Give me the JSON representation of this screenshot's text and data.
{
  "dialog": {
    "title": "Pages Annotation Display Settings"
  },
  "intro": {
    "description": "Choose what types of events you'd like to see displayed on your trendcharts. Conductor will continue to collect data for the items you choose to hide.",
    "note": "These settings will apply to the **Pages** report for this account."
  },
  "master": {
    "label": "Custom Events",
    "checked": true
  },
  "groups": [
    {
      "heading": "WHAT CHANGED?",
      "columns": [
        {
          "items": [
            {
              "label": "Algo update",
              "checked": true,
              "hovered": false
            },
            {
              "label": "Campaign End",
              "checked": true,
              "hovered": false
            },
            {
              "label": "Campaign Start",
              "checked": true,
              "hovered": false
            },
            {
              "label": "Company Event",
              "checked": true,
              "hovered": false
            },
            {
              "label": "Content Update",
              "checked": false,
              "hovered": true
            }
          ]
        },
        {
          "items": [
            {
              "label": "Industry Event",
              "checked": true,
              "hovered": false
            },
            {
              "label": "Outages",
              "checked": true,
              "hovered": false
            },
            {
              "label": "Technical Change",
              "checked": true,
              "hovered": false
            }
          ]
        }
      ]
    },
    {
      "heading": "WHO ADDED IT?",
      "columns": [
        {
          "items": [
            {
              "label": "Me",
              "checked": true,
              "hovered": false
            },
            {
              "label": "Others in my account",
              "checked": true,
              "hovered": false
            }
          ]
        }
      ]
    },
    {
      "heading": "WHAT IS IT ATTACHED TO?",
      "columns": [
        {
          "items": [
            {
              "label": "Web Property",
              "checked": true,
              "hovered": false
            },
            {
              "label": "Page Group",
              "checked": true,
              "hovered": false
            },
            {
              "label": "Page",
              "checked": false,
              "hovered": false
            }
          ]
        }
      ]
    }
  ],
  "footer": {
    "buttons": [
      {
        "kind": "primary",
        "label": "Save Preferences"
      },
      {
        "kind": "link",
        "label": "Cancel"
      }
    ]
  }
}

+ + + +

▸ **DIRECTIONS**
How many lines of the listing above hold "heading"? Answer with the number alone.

▸ **PROBLEM SOLUTION**
3